━━━━━ Data excerpts

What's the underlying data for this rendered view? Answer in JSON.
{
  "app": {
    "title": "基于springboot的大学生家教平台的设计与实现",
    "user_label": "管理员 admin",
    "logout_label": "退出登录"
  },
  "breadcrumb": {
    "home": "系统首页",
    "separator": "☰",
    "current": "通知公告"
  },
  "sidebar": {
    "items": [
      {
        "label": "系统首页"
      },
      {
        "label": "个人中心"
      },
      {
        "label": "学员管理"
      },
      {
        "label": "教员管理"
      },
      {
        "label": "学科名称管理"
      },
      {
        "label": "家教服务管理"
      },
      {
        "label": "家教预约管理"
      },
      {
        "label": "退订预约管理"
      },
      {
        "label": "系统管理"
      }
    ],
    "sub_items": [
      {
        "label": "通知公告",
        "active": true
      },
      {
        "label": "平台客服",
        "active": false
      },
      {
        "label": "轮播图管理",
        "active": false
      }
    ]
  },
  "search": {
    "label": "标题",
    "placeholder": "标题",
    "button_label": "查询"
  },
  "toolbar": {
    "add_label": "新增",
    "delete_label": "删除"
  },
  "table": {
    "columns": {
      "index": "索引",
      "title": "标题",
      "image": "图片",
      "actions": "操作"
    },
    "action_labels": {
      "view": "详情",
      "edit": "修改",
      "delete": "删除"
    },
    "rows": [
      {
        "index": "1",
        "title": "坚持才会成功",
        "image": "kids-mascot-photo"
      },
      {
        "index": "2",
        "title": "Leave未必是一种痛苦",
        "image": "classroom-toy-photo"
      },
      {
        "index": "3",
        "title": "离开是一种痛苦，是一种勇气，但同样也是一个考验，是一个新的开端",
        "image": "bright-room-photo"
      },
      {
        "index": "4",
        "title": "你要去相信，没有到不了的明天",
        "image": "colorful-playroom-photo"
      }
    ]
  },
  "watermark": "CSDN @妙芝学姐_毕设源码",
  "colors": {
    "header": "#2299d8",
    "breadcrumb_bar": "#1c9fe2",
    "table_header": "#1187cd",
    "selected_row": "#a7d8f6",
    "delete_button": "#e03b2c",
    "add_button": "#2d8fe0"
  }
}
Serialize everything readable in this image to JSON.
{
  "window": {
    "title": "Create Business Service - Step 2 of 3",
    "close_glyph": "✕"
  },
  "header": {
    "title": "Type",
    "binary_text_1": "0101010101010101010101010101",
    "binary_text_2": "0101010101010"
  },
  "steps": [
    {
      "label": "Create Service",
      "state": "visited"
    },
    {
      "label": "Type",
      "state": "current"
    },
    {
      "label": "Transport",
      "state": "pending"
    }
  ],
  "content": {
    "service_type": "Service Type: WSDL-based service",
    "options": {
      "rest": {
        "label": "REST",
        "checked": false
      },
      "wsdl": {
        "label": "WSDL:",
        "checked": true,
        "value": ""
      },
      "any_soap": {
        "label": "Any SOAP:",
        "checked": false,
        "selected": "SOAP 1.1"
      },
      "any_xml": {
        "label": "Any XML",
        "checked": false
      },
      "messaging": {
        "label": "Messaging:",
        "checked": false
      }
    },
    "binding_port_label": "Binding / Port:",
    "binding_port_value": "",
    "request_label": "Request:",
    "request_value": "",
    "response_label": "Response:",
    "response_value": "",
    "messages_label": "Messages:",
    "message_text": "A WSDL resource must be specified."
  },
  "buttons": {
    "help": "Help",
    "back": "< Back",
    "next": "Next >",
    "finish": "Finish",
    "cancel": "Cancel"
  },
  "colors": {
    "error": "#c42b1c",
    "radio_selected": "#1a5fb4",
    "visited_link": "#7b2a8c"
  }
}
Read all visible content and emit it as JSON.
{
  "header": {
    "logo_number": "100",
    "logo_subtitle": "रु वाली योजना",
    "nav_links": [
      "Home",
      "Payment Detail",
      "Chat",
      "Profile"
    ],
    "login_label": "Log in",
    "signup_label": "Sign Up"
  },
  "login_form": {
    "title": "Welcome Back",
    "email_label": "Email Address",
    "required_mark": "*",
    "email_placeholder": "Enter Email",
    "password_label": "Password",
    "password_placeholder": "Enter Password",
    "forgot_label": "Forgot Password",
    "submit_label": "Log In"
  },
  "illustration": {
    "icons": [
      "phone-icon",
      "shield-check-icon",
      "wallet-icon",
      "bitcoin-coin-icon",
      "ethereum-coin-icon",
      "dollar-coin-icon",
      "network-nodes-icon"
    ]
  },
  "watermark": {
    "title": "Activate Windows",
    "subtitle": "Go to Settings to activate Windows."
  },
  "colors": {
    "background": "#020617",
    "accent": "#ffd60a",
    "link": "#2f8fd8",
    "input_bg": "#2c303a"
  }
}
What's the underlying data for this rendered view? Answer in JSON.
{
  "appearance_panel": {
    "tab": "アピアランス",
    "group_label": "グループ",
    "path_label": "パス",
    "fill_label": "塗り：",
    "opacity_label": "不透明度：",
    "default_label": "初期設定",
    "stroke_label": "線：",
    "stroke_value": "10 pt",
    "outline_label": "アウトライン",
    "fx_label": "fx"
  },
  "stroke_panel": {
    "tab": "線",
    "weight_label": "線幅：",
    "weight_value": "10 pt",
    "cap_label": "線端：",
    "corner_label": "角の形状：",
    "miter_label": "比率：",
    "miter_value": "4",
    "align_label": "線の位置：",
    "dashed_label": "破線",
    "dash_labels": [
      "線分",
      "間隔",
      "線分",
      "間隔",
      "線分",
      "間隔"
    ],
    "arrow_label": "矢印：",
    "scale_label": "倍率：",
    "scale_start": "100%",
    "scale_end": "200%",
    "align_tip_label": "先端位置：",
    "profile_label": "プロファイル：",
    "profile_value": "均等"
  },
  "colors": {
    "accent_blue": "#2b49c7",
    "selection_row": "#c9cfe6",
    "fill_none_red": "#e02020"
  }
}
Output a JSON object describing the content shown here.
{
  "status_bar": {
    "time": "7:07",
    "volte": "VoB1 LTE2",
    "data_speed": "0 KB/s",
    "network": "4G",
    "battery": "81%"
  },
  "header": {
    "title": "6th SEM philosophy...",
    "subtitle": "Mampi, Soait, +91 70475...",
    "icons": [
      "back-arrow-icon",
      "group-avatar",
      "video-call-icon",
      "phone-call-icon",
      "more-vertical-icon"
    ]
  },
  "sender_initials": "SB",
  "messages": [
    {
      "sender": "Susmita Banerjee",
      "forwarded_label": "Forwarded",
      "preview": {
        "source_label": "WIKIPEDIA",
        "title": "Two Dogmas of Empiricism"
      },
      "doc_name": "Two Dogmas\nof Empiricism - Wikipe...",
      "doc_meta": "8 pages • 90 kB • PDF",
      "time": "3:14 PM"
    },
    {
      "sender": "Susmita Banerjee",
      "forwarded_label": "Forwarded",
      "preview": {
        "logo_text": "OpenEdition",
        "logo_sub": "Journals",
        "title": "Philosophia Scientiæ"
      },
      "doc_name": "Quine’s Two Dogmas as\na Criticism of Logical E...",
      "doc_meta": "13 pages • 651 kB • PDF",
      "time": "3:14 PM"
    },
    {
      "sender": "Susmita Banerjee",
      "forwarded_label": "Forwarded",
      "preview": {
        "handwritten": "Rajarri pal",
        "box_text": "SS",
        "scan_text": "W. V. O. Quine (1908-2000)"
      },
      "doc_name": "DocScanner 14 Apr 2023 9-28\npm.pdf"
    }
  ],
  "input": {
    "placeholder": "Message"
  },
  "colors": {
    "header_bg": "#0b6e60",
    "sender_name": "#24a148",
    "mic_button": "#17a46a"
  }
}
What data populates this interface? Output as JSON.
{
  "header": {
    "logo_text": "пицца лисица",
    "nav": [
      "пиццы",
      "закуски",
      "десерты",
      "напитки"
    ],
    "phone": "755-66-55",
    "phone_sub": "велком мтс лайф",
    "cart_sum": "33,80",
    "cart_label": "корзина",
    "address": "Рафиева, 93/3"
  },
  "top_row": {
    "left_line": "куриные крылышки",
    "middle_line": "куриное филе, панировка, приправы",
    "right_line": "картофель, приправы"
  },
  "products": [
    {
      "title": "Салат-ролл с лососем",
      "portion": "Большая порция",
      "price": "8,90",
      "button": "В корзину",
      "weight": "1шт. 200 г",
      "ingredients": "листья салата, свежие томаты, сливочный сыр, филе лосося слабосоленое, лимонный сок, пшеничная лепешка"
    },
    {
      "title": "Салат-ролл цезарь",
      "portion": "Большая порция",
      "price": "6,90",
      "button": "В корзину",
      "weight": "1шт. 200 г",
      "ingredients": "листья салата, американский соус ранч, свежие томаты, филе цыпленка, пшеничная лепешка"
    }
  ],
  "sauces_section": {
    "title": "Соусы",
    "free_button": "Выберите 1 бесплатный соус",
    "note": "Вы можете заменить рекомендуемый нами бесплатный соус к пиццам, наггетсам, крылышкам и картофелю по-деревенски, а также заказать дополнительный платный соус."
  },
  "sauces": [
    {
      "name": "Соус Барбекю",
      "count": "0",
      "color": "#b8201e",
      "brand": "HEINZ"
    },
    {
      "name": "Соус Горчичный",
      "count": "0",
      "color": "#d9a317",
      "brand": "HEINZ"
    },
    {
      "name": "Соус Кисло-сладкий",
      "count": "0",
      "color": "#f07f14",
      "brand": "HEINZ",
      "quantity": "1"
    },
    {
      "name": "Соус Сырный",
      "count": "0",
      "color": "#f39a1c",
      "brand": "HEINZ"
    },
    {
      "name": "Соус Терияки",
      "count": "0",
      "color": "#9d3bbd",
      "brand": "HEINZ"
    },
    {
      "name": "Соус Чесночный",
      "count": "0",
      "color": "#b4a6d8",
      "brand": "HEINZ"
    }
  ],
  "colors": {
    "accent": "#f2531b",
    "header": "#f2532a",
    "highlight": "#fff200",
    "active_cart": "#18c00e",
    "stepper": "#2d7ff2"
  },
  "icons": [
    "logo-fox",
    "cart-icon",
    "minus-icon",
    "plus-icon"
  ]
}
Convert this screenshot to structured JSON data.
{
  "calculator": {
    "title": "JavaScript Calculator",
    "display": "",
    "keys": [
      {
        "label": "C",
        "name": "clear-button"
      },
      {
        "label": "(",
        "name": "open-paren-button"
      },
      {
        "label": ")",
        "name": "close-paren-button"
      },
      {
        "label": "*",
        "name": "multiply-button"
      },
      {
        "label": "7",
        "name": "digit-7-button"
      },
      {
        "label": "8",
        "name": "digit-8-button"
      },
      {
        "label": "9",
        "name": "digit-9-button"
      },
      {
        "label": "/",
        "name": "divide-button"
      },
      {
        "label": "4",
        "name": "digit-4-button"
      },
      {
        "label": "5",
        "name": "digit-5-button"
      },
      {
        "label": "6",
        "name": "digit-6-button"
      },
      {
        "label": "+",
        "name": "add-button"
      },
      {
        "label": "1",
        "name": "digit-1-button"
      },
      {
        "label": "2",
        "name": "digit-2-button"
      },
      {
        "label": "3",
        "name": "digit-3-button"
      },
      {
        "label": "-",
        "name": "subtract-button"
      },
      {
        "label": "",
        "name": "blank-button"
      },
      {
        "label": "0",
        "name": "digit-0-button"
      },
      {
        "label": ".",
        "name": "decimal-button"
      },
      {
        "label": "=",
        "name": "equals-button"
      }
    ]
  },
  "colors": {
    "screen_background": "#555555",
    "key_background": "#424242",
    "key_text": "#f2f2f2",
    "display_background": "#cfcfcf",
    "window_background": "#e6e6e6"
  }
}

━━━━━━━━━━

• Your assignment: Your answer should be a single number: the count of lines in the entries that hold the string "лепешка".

• Answer: 2